DBB allows for more public sector control over the design process.
The Green Line was the region’s second rail transit line, connecting the Blue Line in downtown Minneapolis, the University of Minnesota and downtown St. Paul by adding 11 miles of new track. In 2008, the Met Council approved the project and the project’s final EIS, FTA approved the project’s final design in May 2010, and construction began in December 2010. Revenue service began in June 2014.404
The region made several changes to its project delivery approach with the Green Line. First, it relied more heavily on county funding, with the counties contributing nearly 40 percent of the project costs. Increased funding from local sources allowed the project to proceed without securing as much political support from the state legislature as was necessary for the Blue Line.
Metro Transit and the counties decided to use a DBB procurement method, despite the timeline and budget success it had using DB on the Blue Line. This decision was mostly because the project sponsors wanted to retain more control over the design of the project and its stations.
Metro Transit also decided to dedicate multiple staff to community engagement, particularly given the line runs through several immigrant communities. These staff worked with residents and business owners and often spoke the languages that were common among nearby residents. Metro Transit surveyed the community, conducted focus groups with key constituencies, and posted online maps where people could call out specific complaints or suggestions and pin them to the map. When soliciting feedback, staff made it a priority to respond to every comment they received.

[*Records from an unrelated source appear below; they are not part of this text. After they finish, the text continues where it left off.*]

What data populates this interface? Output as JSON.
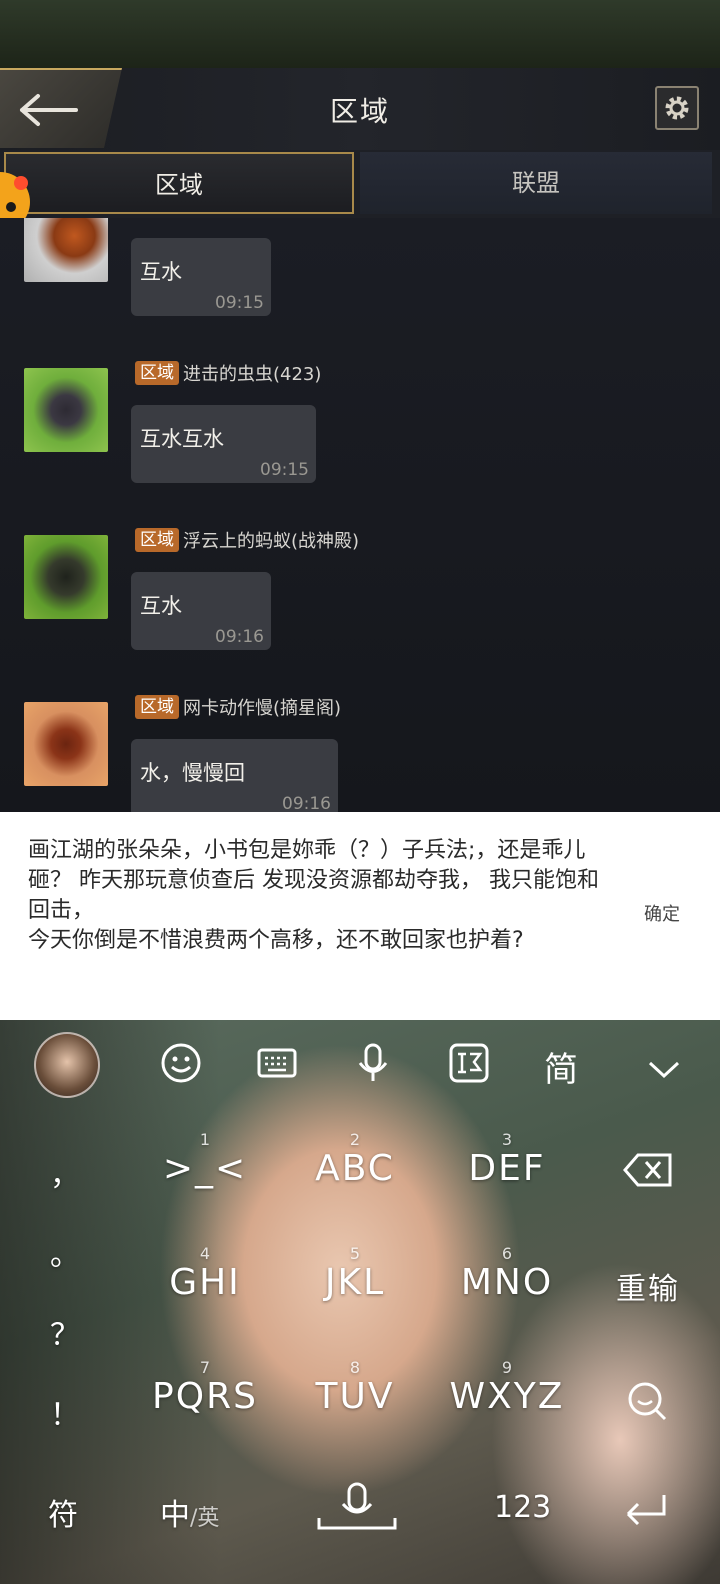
{
  "header": {
    "title": "区域"
  },
  "tabs": [
    {
      "label": "区域"
    },
    {
      "label": "联盟"
    }
  ],
  "messages": [
    {
      "tag": "",
      "name": "",
      "text": "互水",
      "time": "09:15"
    },
    {
      "tag": "区域",
      "name": "进击的虫虫(423)",
      "text": "互水互水",
      "time": "09:15"
    },
    {
      "tag": "区域",
      "name": "浮云上的蚂蚁(战神殿)",
      "text": "互水",
      "time": "09:16"
    },
    {
      "tag": "区域",
      "name": "网卡动作慢(摘星阁)",
      "text": "水，慢慢回",
      "time": "09:16"
    }
  ],
  "compose": {
    "text": "画江湖的张朵朵，小书包是妳乖（？）子兵法;，还是乖儿砸？ 昨天那玩意侦查后 发现没资源都劫夺我， 我只能饱和回击，\n今天你倒是不惜浪费两个高移，还不敢回家也护着?",
    "confirm_label": "确定"
  },
  "keyboard": {
    "toolbar": {
      "simplified_label": "简"
    },
    "keys": [
      {
        "num": "1",
        "label": ">_<"
      },
      {
        "num": "2",
        "label": "ABC"
      },
      {
        "num": "3",
        "label": "DEF"
      },
      {
        "num": "4",
        "label": "GHI"
      },
      {
        "num": "5",
        "label": "JKL"
      },
      {
        "num": "6",
        "label": "MNO"
      },
      {
        "num": "7",
        "label": "PQRS"
      },
      {
        "num": "8",
        "label": "TUV"
      },
      {
        "num": "9",
        "label": "WXYZ"
      }
    ],
    "symbols": [
      "，",
      "。",
      "？",
      "！"
    ],
    "reenter_label": "重输",
    "bottom": {
      "symbols_label": "符",
      "zh_label": "中",
      "en_label": "/英",
      "numbers_label": "123"
    }
  }
}
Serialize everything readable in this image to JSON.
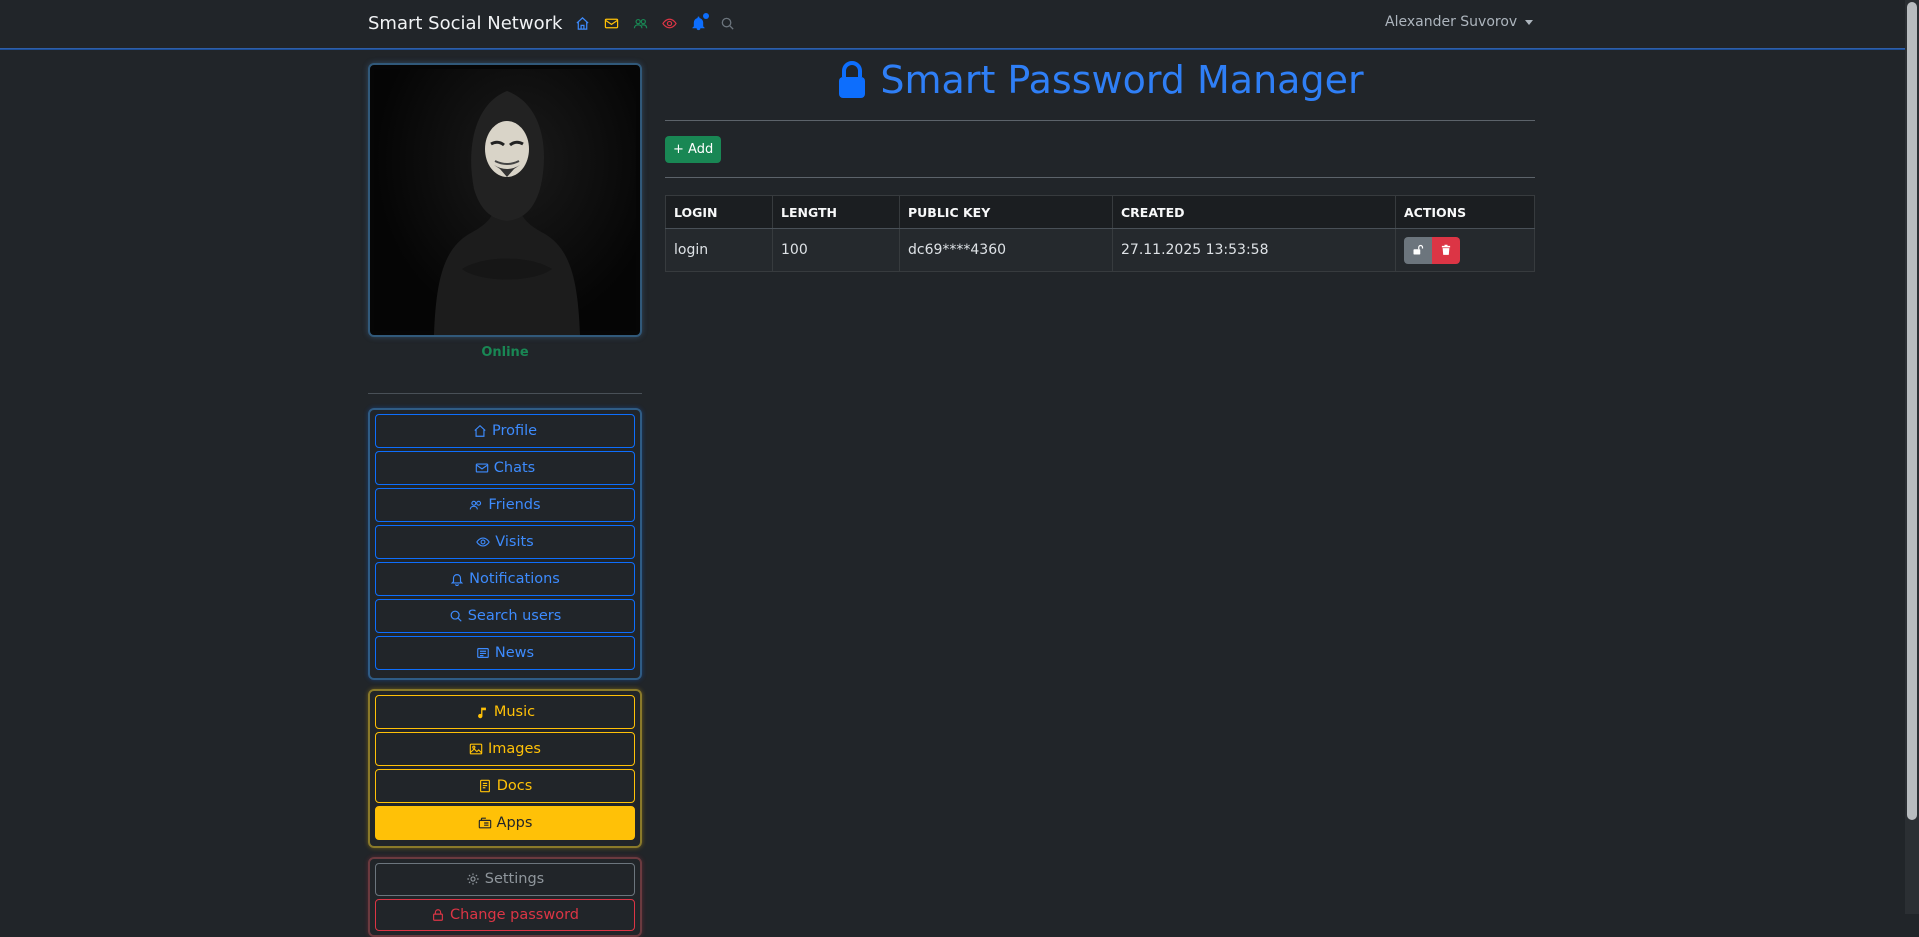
{
  "navbar": {
    "brand": "Smart Social Network",
    "icons": [
      "home-icon",
      "envelope-icon",
      "people-icon",
      "eye-icon",
      "bell-icon",
      "search-icon"
    ],
    "user_name": "Alexander Suvorov"
  },
  "sidebar": {
    "status": "Online",
    "nav_items": [
      {
        "label": "Profile",
        "icon": "home-icon"
      },
      {
        "label": "Chats",
        "icon": "envelope-icon"
      },
      {
        "label": "Friends",
        "icon": "people-icon"
      },
      {
        "label": "Visits",
        "icon": "eye-icon"
      },
      {
        "label": "Notifications",
        "icon": "bell-icon"
      },
      {
        "label": "Search users",
        "icon": "search-icon"
      },
      {
        "label": "News",
        "icon": "newspaper-icon"
      }
    ],
    "media_items": [
      {
        "label": "Music",
        "icon": "music-note-icon"
      },
      {
        "label": "Images",
        "icon": "image-icon"
      },
      {
        "label": "Docs",
        "icon": "document-icon"
      },
      {
        "label": "Apps",
        "icon": "apps-icon",
        "active": true
      }
    ],
    "account_items": [
      {
        "label": "Settings",
        "icon": "gear-icon"
      },
      {
        "label": "Change password",
        "icon": "lock-icon"
      }
    ]
  },
  "main": {
    "title": "Smart Password Manager",
    "add_label": "+ Add",
    "table": {
      "headers": [
        "LOGIN",
        "LENGTH",
        "PUBLIC KEY",
        "CREATED",
        "ACTIONS"
      ],
      "rows": [
        [
          "login",
          "100",
          "dc69****4360",
          "27.11.2025 13:53:58"
        ]
      ]
    }
  },
  "colors": {
    "background": "#212529",
    "primary": "#0d6efd",
    "warning": "#ffc107",
    "success": "#198754",
    "danger": "#dc3545",
    "secondary": "#6c757d"
  }
}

This thorough community engagement led to many changes and additions to the project scope, with many interviewees characterizing the betterment process on the Green Line as having “blossomed,” “intense,” and, in some cases, “out of control.” The project ultimately became more than just a light rail project, but an opportunity to redo the entire streetscape and underground utilities across the project’s alignment. The University of Minnesota also had several demands, including the inclusion of “floating slab” track sections to mitigate vibrations and noise. These requests resulted in additional costs, which were absorbed by the project.
Despite the increased costs, community engagement did result in enhancements that greatly improved the project. For example, the outreach teams learned that the proposed stations in the heavily minority and immigrant communities along the line were too far apart. Planners changed the design and added new stops to serve these communities, elevating their voices and allowing them to communicate with Metro Transit. These modifications and design decisions made the Green Line project 18 percent more expensive on a per mile basis than the Blue Line, even though the Blue Line involved tunneling.
The designers also made several decisions that positively affected the project timelines and costs, including the retrofit of the existing Washington Avenue Bridge across the Mississippi river to accommodate light rail tracks instead of constructing a new bridge, which saved at least $75 million and 2 years of construction. They also ran underground utilities, like water lines, on both sides of the tracks so future utility work would not affect rail service. Learning from the challenges with the Blue Line, utility companies negotiated from a stronger position up front and received some reimbursement for relocation. One interviewee noted that utility upgrades and relocation often remain the responsibility of private companies or utilities, but it is often easier for the project team to assume this responsibility to save time, and thus money.405
The region is currently extending the Green Line 14.5 miles southwest of downtown Minneapolis as part of the Southwest LRT Extension project. The approximately $2 billion project is being delivered using a DBB procurement. While Metro Transit is still utilizing a DBB procurement, any betterment proposal is paid for by the requesting entity, which is either a locality, utility, or MnDOT.